Architects dream of building the City on a Hill. Deep down inside, every designer believes that she can make a place that would not just be of the righteous, as St. Augustine hoped, or the Puritan’s beacon of doctrinaire faith—but rather a beautiful place. Rarely do architects get to build anything large enough to realize their dreams, and when they do, more often than not, the inhabited reality does not live up to the hoped-for vision.
Carl Laubin, who calls himself an “architectural artist,” has assembled such a vision, commissioned by the Notre Dame School of Architecture. Laubin's City on a Hill is not entirely his, however. Rather, it is an assembly of Neoclassical buildings designed by ten years' worth of winners of the Richard H. Driehaus Prize
The painting reminds me not so much of Greece or Rome, however, as of Istanbul, perhaps seen from the back of the Golden Horn looking towards the Hagia Sofia. Colonnaded, pedimented, and gridded buildings tumble down a hill facing a curving waterway. What they do not do is cohere, which is usually one of the arguments classicists make for the virtues of their manner of creating architecture. Laubin has painted the different structures, which range from a small mosque in the foreground, to colleges, office buildings, and private homes, at different scales; and despite some attempts to create a relationship between them, they assert themselves mainly as beautiful objects. Many have porticoes and verandas, opening themselves up to what must be a forgiving climate, though their overall masses appear rather closed.

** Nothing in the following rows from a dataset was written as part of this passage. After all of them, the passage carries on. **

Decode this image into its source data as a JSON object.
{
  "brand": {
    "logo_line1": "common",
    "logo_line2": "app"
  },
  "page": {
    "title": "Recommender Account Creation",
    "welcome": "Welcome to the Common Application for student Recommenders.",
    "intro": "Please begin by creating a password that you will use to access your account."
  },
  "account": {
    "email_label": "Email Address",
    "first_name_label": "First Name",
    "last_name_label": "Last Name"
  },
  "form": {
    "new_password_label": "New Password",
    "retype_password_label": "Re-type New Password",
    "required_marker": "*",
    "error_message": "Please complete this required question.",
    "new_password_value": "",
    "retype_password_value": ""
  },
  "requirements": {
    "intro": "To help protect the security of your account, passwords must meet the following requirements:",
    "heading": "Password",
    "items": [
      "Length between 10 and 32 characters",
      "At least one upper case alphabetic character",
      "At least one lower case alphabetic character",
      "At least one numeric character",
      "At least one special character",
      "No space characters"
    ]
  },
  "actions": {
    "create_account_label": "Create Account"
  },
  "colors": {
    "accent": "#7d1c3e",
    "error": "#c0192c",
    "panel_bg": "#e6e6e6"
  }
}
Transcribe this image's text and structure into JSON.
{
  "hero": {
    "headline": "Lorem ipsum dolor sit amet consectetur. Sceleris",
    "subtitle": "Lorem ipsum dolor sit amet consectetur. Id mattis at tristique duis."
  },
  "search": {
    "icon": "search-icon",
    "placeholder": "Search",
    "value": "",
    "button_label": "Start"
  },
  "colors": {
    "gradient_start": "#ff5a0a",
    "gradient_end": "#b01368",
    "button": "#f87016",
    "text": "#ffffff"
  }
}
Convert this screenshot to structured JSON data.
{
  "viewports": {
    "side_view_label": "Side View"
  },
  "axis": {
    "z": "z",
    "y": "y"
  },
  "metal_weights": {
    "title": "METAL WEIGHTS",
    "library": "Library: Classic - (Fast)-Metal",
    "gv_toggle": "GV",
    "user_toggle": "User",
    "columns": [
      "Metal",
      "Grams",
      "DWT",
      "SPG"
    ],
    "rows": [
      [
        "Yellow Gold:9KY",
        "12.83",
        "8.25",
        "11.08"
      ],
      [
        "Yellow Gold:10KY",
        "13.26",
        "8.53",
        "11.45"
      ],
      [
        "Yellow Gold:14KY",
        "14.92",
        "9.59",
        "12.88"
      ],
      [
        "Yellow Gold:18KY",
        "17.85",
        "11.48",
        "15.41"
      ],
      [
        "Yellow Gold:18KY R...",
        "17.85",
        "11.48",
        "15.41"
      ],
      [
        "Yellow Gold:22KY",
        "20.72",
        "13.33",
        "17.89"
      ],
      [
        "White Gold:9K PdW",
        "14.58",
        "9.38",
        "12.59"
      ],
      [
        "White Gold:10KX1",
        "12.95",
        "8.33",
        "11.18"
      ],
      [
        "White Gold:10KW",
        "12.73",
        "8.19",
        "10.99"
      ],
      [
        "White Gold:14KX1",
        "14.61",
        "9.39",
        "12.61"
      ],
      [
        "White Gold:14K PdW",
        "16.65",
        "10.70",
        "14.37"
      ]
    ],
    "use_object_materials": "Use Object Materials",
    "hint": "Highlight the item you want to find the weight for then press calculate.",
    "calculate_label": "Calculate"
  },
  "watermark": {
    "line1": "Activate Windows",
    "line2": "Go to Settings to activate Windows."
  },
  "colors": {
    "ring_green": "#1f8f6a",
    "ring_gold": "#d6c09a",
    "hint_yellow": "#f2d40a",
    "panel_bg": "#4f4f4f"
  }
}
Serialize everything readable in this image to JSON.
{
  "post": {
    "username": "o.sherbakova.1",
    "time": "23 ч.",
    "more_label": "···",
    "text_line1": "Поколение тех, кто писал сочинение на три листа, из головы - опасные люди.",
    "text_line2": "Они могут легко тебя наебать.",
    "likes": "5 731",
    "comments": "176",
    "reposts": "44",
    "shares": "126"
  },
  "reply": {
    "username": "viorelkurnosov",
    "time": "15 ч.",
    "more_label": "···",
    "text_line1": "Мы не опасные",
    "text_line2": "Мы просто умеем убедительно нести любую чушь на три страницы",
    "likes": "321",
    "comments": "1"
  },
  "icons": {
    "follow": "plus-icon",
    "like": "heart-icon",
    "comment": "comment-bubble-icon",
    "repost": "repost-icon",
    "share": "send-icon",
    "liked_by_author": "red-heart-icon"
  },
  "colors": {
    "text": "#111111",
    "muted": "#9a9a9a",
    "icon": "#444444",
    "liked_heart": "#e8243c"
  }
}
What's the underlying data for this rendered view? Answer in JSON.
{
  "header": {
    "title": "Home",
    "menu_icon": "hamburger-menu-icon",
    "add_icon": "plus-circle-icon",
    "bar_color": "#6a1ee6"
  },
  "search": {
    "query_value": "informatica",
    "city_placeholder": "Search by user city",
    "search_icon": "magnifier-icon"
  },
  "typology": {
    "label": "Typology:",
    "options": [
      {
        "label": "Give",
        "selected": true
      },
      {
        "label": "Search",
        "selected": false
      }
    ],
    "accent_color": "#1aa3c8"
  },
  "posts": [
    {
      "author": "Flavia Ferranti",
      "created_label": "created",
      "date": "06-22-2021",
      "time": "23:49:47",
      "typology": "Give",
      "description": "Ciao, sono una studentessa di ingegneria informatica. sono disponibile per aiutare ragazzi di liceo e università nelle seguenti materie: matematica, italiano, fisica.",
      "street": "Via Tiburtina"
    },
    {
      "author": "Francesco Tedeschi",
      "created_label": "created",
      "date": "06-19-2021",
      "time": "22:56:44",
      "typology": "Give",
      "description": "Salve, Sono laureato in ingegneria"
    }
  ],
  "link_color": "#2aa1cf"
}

I was reminded of Laubin’s collage, so seductive and wistful, when I was viewing Cyprien Gaillard’s videos. In one, a friend dives into the equally alluring pool in front of a housing project designed by Ricardo Bofill outside of Paris ( The Lake Arches, 2007). The water’s sweep turns out to be an allusion, and the man emerges with a bloodied nose. Gaillard specializes in tweaking his noses at the utopian impulses of modernism, showing both rebels and frat boys carousing in front of Acapulco resorts ( Cities of Gold and Mirrors, 2005), collaging together photographs of 1960 housing projects with beer labels, or conflating the implosion of the Pruitt-Igoe buildings with Niagara Falls ( Pruitt-Igoe Falls, 2009). He finds beauty not in the posing of perfect structures, but in their decay, destruction, and even inherent violence. His world is rough, falling apart, and more real, but by that token oddly alluring. Perhaps the remoteness of perfection, both in terms of achievability and in its self-enclosed posture, is too alien to us, while the used and the gritty draws out what we want to be. These two impulses come together in the computer-manipulated images of Nicolas Moulin, a French artist who now works in Berlin. After a recent sojourn in Sheffield, England, he photographed the Brutalist housing estates there, then turned them into ghostly places waiting to be reoccupied after some future apocalypse. In another recent project, he replaced the bases of the buildings along the Hausmannian boulevards of Paris with concrete walls, floating their filigreed façades over a zone of exclusion that recalled both prison walls and the abstractions of modern sculpture. In other artworks, he envisions sci-fi structures that extend the reach of the kind of 1970s skyscrapers, apartment blocks, and civic institutions that gave concrete form to social cohesion into monuments memorializing their own brute power.
It is a far way to travel from Laubin’s fantasy to Moulin’s. But I was reminded that, if you turn away from a view of Istanbul’s historic core, you would see many of the kind of structures the latter artist reimagines. I am fascinated by the work of all three of these artists, because all them present that which is inherent, but remains buried, inside built form. They bring out our dreams and our nightmares, and thus put our discipline on the couch. Our repressed desires should perhaps not be built, but we should picture and confront them.